### Supplied records ###
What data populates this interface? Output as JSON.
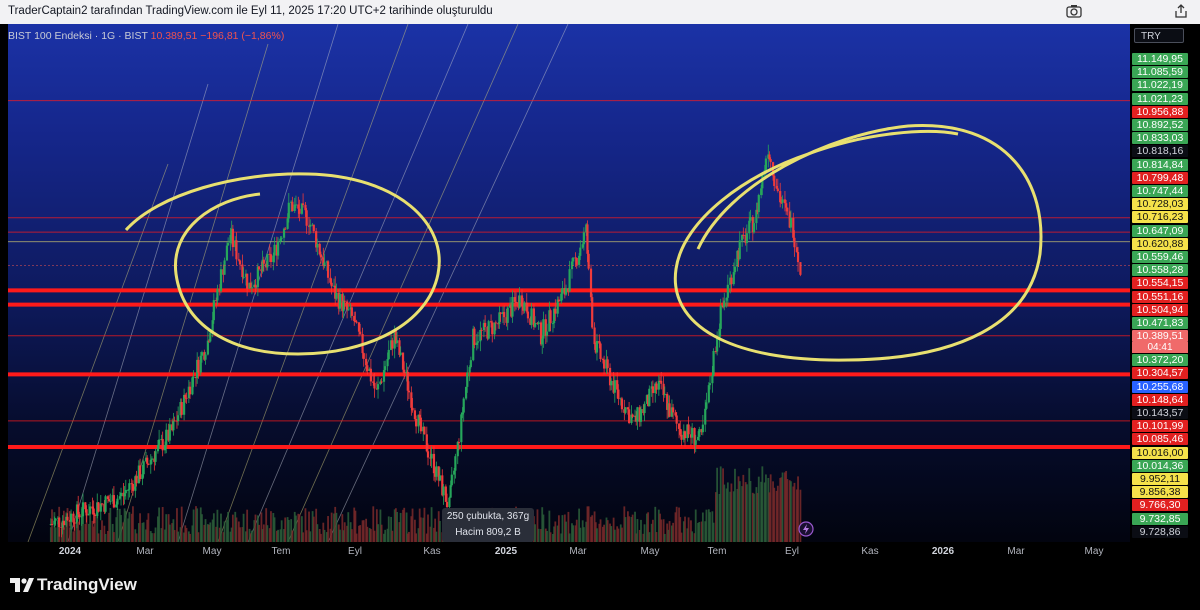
{
  "header": {
    "caption": "TraderCaptain2 tarafından TradingView.com ile Eyl 11, 2025 17:20 UTC+2 tarihinde oluşturuldu"
  },
  "symbol": {
    "name": "BIST 100 Endeksi · 1G · BIST",
    "last": "10.389,51",
    "change": "−196,81 (−1,86%)"
  },
  "currency": "TRY",
  "countdown": "04:41",
  "tooltip": {
    "line1": "250 çubukta, 367g",
    "line2": "Hacim 809,2 B"
  },
  "branding": {
    "logo_text": "TradingView"
  },
  "icons": {
    "camera": "camera-icon",
    "share": "share-icon",
    "bolt": "lightning-icon",
    "logo": "tradingview-logo-icon"
  },
  "colors": {
    "up": "#26a65b",
    "down": "#ef3b3b",
    "support_line": "#ff1a1a",
    "highlight_circle": "#e8e070",
    "volume_down": "#7a2a2a",
    "volume_up": "#2c5f3a"
  },
  "chart_data": {
    "type": "candlestick",
    "symbol": "BIST 100 Endeksi",
    "interval": "1G",
    "price_axis_labels": [
      {
        "text": "11.149,95",
        "color": "green"
      },
      {
        "text": "11.085,59",
        "color": "green"
      },
      {
        "text": "11.022,19",
        "color": "green"
      },
      {
        "text": "11.021,23",
        "color": "green"
      },
      {
        "text": "10.956,88",
        "color": "red"
      },
      {
        "text": "10.892,52",
        "color": "green"
      },
      {
        "text": "10.833,03",
        "color": "green"
      },
      {
        "text": "10.818,16",
        "color": "dark"
      },
      {
        "text": "10.814,84",
        "color": "green"
      },
      {
        "text": "10.799,48",
        "color": "red"
      },
      {
        "text": "10.747,44",
        "color": "green"
      },
      {
        "text": "10.728,03",
        "color": "yellow"
      },
      {
        "text": "10.716,23",
        "color": "yellow"
      },
      {
        "text": "10.647,09",
        "color": "green"
      },
      {
        "text": "10.620,88",
        "color": "yellow"
      },
      {
        "text": "10.559,46",
        "color": "green"
      },
      {
        "text": "10.558,28",
        "color": "green"
      },
      {
        "text": "10.554,15",
        "color": "red"
      },
      {
        "text": "10.551,16",
        "color": "red"
      },
      {
        "text": "10.504,94",
        "color": "red"
      },
      {
        "text": "10.471,83",
        "color": "green"
      },
      {
        "text": "10.389,51",
        "color": "lightred"
      },
      {
        "text": "10.372,20",
        "color": "green"
      },
      {
        "text": "10.304,57",
        "color": "red"
      },
      {
        "text": "10.255,68",
        "color": "blue"
      },
      {
        "text": "10.148,64",
        "color": "red"
      },
      {
        "text": "10.143,57",
        "color": "dark"
      },
      {
        "text": "10.101,99",
        "color": "red"
      },
      {
        "text": "10.085,46",
        "color": "red"
      },
      {
        "text": "10.016,00",
        "color": "yellow"
      },
      {
        "text": "10.014,36",
        "color": "green"
      },
      {
        "text": "9.952,11",
        "color": "yellow"
      },
      {
        "text": "9.856,38",
        "color": "yellow"
      },
      {
        "text": "9.766,30",
        "color": "red"
      },
      {
        "text": "9.732,85",
        "color": "green"
      },
      {
        "text": "9.728,86",
        "color": "dark"
      }
    ],
    "time_axis_labels": [
      {
        "text": "2024",
        "year": true
      },
      {
        "text": "Mar",
        "year": false
      },
      {
        "text": "May",
        "year": false
      },
      {
        "text": "Tem",
        "year": false
      },
      {
        "text": "Eyl",
        "year": false
      },
      {
        "text": "Kas",
        "year": false
      },
      {
        "text": "2025",
        "year": true
      },
      {
        "text": "Mar",
        "year": false
      },
      {
        "text": "May",
        "year": false
      },
      {
        "text": "Tem",
        "year": false
      },
      {
        "text": "Eyl",
        "year": false
      },
      {
        "text": "Kas",
        "year": false
      },
      {
        "text": "2026",
        "year": true
      },
      {
        "text": "Mar",
        "year": false
      },
      {
        "text": "May",
        "year": false
      }
    ],
    "last_price": 10389.51,
    "horizontal_levels": [
      {
        "price": 10956.88,
        "style": "thin"
      },
      {
        "price": 10554.15,
        "style": "thin"
      },
      {
        "price": 10504.94,
        "style": "thin"
      },
      {
        "price": 10304.57,
        "style": "thick"
      },
      {
        "price": 10255.68,
        "style": "thick"
      },
      {
        "price": 10148.64,
        "style": "thin"
      },
      {
        "price": 10016.0,
        "style": "thick"
      },
      {
        "price": 9856.38,
        "style": "thin"
      },
      {
        "price": 9766.3,
        "style": "thick"
      }
    ],
    "price_path_keypoints": [
      {
        "t": "2023-12-20",
        "close": 9500
      },
      {
        "t": "2024-02-20",
        "close": 9600
      },
      {
        "t": "2024-04-01",
        "close": 9820
      },
      {
        "t": "2024-05-01",
        "close": 10130
      },
      {
        "t": "2024-05-20",
        "close": 10500
      },
      {
        "t": "2024-06-05",
        "close": 10320
      },
      {
        "t": "2024-06-25",
        "close": 10420
      },
      {
        "t": "2024-07-10",
        "close": 10600
      },
      {
        "t": "2024-07-25",
        "close": 10550
      },
      {
        "t": "2024-08-15",
        "close": 10300
      },
      {
        "t": "2024-09-01",
        "close": 10200
      },
      {
        "t": "2024-09-20",
        "close": 9950
      },
      {
        "t": "2024-10-05",
        "close": 10150
      },
      {
        "t": "2024-10-25",
        "close": 9850
      },
      {
        "t": "2024-11-20",
        "close": 9560
      },
      {
        "t": "2024-12-10",
        "close": 10140
      },
      {
        "t": "2024-12-31",
        "close": 10190
      },
      {
        "t": "2025-01-20",
        "close": 10280
      },
      {
        "t": "2025-02-05",
        "close": 10150
      },
      {
        "t": "2025-02-25",
        "close": 10300
      },
      {
        "t": "2025-03-15",
        "close": 10510
      },
      {
        "t": "2025-03-22",
        "close": 10130
      },
      {
        "t": "2025-04-10",
        "close": 9950
      },
      {
        "t": "2025-04-25",
        "close": 9850
      },
      {
        "t": "2025-05-15",
        "close": 9980
      },
      {
        "t": "2025-06-01",
        "close": 9830
      },
      {
        "t": "2025-06-20",
        "close": 9790
      },
      {
        "t": "2025-07-05",
        "close": 10200
      },
      {
        "t": "2025-07-20",
        "close": 10430
      },
      {
        "t": "2025-08-05",
        "close": 10560
      },
      {
        "t": "2025-08-15",
        "close": 10800
      },
      {
        "t": "2025-08-25",
        "close": 10620
      },
      {
        "t": "2025-09-05",
        "close": 10520
      },
      {
        "t": "2025-09-11",
        "close": 10389.51
      }
    ],
    "annotations": [
      {
        "type": "ellipse",
        "around": "2024-06 top"
      },
      {
        "type": "ellipse",
        "around": "2025-08 top"
      }
    ]
  }
}
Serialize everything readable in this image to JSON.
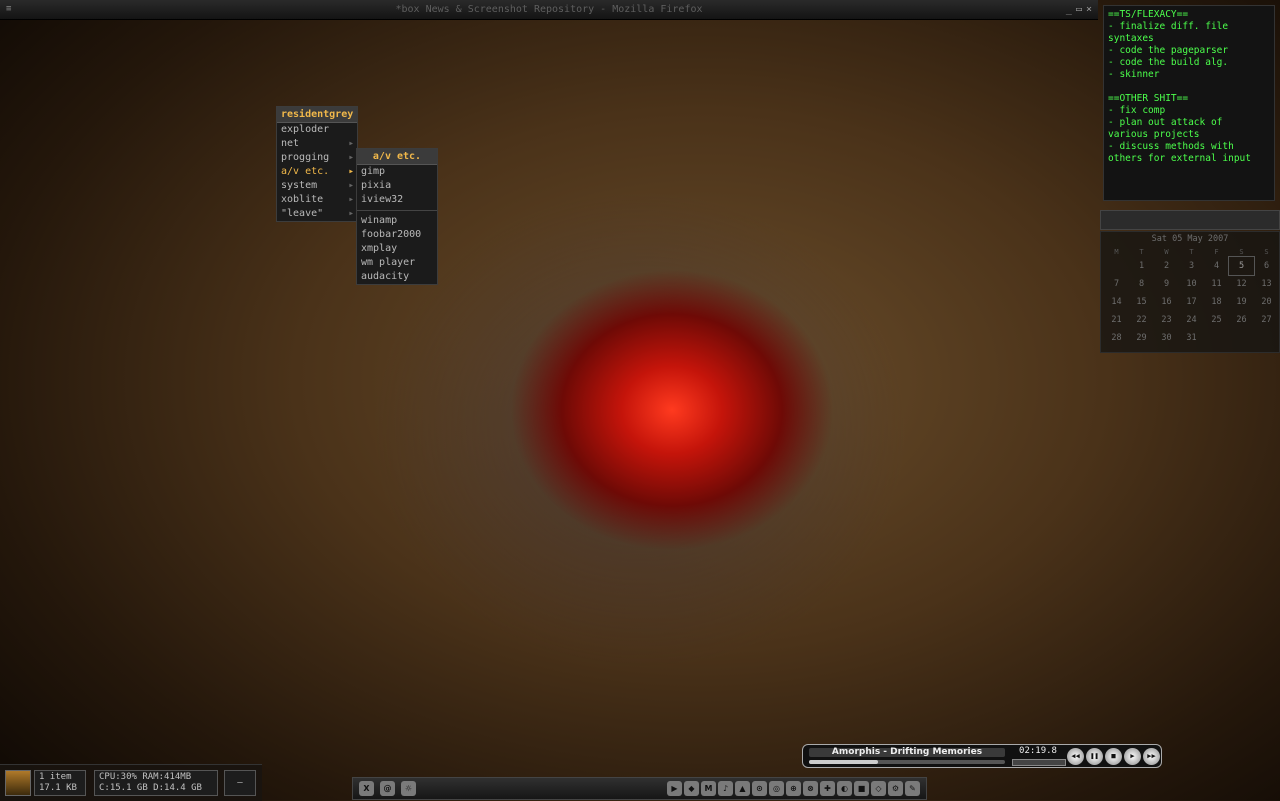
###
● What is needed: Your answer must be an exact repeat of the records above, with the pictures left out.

● Answer for the task:
What data populates this interface? Output as JSON.
{
  "header": {
    "caption": "TraderCaptain2 tarafından TradingView.com ile Eyl 11, 2025 17:20 UTC+2 tarihinde oluşturuldu"
  },
  "symbol": {
    "name": "BIST 100 Endeksi · 1G · BIST",
    "last": "10.389,51",
    "change": "−196,81 (−1,86%)"
  },
  "currency": "TRY",
  "countdown": "04:41",
  "tooltip": {
    "line1": "250 çubukta, 367g",
    "line2": "Hacim 809,2 B"
  },
  "branding": {
    "logo_text": "TradingView"
  },
  "icons": {
    "camera": "camera-icon",
    "share": "share-icon",
    "bolt": "lightning-icon",
    "logo": "tradingview-logo-icon"
  },
  "colors": {
    "up": "#26a65b",
    "down": "#ef3b3b",
    "support_line": "#ff1a1a",
    "highlight_circle": "#e8e070",
    "volume_down": "#7a2a2a",
    "volume_up": "#2c5f3a"
  },
  "chart_data": {
    "type": "candlestick",
    "symbol": "BIST 100 Endeksi",
    "interval": "1G",
    "price_axis_labels": [
      {
        "text": "11.149,95",
        "color": "green"
      },
      {
        "text": "11.085,59",
        "color": "green"
      },
      {
        "text": "11.022,19",
        "color": "green"
      },
      {
        "text": "11.021,23",
        "color": "green"
      },
      {
        "text": "10.956,88",
        "color": "red"
      },
      {
        "text": "10.892,52",
        "color": "green"
      },
      {
        "text": "10.833,03",
        "color": "green"
      },
      {
        "text": "10.818,16",
        "color": "dark"
      },
      {
        "text": "10.814,84",
        "color": "green"
      },
      {
        "text": "10.799,48",
        "color": "red"
      },
      {
        "text": "10.747,44",
        "color": "green"
      },
      {
        "text": "10.728,03",
        "color": "yellow"
      },
      {
        "text": "10.716,23",
        "color": "yellow"
      },
      {
        "text": "10.647,09",
        "color": "green"
      },
      {
        "text": "10.620,88",
        "color": "yellow"
      },
      {
        "text": "10.559,46",
        "color": "green"
      },
      {
        "text": "10.558,28",
        "color": "green"
      },
      {
        "text": "10.554,15",
        "color": "red"
      },
      {
        "text": "10.551,16",
        "color": "red"
      },
      {
        "text": "10.504,94",
        "color": "red"
      },
      {
        "text": "10.471,83",
        "color": "green"
      },
      {
        "text": "10.389,51",
        "color": "lightred"
      },
      {
        "text": "10.372,20",
        "color": "green"
      },
      {
        "text": "10.304,57",
        "color": "red"
      },
      {
        "text": "10.255,68",
        "color": "blue"
      },
      {
        "text": "10.148,64",
        "color": "red"
      },
      {
        "text": "10.143,57",
        "color": "dark"
      },
      {
        "text": "10.101,99",
        "color": "red"
      },
      {
        "text": "10.085,46",
        "color": "red"
      },
      {
        "text": "10.016,00",
        "color": "yellow"
      },
      {
        "text": "10.014,36",
        "color": "green"
      },
      {
        "text": "9.952,11",
        "color": "yellow"
      },
      {
        "text": "9.856,38",
        "color": "yellow"
      },
      {
        "text": "9.766,30",
        "color": "red"
      },
      {
        "text": "9.732,85",
        "color": "green"
      },
      {
        "text": "9.728,86",
        "color": "dark"
      }
    ],
    "time_axis_labels": [
      {
        "text": "2024",
        "year": true
      },
      {
        "text": "Mar",
        "year": false
      },
      {
        "text": "May",
        "year": false
      },
      {
        "text": "Tem",
        "year": false
      },
      {
        "text": "Eyl",
        "year": false
      },
      {
        "text": "Kas",
        "year": false
      },
      {
        "text": "2025",
        "year": true
      },
      {
        "text": "Mar",
        "year": false
      },
      {
        "text": "May",
        "year": false
      },
      {
        "text": "Tem",
        "year": false
      },
      {
        "text": "Eyl",
        "year": false
      },
      {
        "text": "Kas",
        "year": false
      },
      {
        "text": "2026",
        "year": true
      },
      {
        "text": "Mar",
        "year": false
      },
      {
        "text": "May",
        "year": false
      }
    ],
    "last_price": 10389.51,
    "horizontal_levels": [
      {
        "price": 10956.88,
        "style": "thin"
      },
      {
        "price": 10554.15,
        "style": "thin"
      },
      {
        "price": 10504.94,
        "style": "thin"
      },
      {
        "price": 10304.57,
        "style": "thick"
      },
      {
        "price": 10255.68,
        "style": "thick"
      },
      {
        "price": 10148.64,
        "style": "thin"
      },
      {
        "price": 10016.0,
        "style": "thick"
      },
      {
        "price": 9856.38,
        "style": "thin"
      },
      {
        "price": 9766.3,
        "style": "thick"
      }
    ],
    "price_path_keypoints": [
      {
        "t": "2023-12-20",
        "close": 9500
      },
      {
        "t": "2024-02-20",
        "close": 9600
      },
      {
        "t": "2024-04-01",
        "close": 9820
      },
      {
        "t": "2024-05-01",
        "close": 10130
      },
      {
        "t": "2024-05-20",
        "close": 10500
      },
      {
        "t": "2024-06-05",
        "close": 10320
      },
      {
        "t": "2024-06-25",
        "close": 10420
      },
      {
        "t": "2024-07-10",
        "close": 10600
      },
      {
        "t": "2024-07-25",
        "close": 10550
      },
      {
        "t": "2024-08-15",
        "close": 10300
      },
      {
        "t": "2024-09-01",
        "close": 10200
      },
      {
        "t": "2024-09-20",
        "close": 9950
      },
      {
        "t": "2024-10-05",
        "close": 10150
      },
      {
        "t": "2024-10-25",
        "close": 9850
      },
      {
        "t": "2024-11-20",
        "close": 9560
      },
      {
        "t": "2024-12-10",
        "close": 10140
      },
      {
        "t": "2024-12-31",
        "close": 10190
      },
      {
        "t": "2025-01-20",
        "close": 10280
      },
      {
        "t": "2025-02-05",
        "close": 10150
      },
      {
        "t": "2025-02-25",
        "close": 10300
      },
      {
        "t": "2025-03-15",
        "close": 10510
      },
      {
        "t": "2025-03-22",
        "close": 10130
      },
      {
        "t": "2025-04-10",
        "close": 9950
      },
      {
        "t": "2025-04-25",
        "close": 9850
      },
      {
        "t": "2025-05-15",
        "close": 9980
      },
      {
        "t": "2025-06-01",
        "close": 9830
      },
      {
        "t": "2025-06-20",
        "close": 9790
      },
      {
        "t": "2025-07-05",
        "close": 10200
      },
      {
        "t": "2025-07-20",
        "close": 10430
      },
      {
        "t": "2025-08-05",
        "close": 10560
      },
      {
        "t": "2025-08-15",
        "close": 10800
      },
      {
        "t": "2025-08-25",
        "close": 10620
      },
      {
        "t": "2025-09-05",
        "close": 10520
      },
      {
        "t": "2025-09-11",
        "close": 10389.51
      }
    ],
    "annotations": [
      {
        "type": "ellipse",
        "around": "2024-06 top"
      },
      {
        "type": "ellipse",
        "around": "2025-08 top"
      }
    ]
  }
}
Serialize everything readable in this image to JSON.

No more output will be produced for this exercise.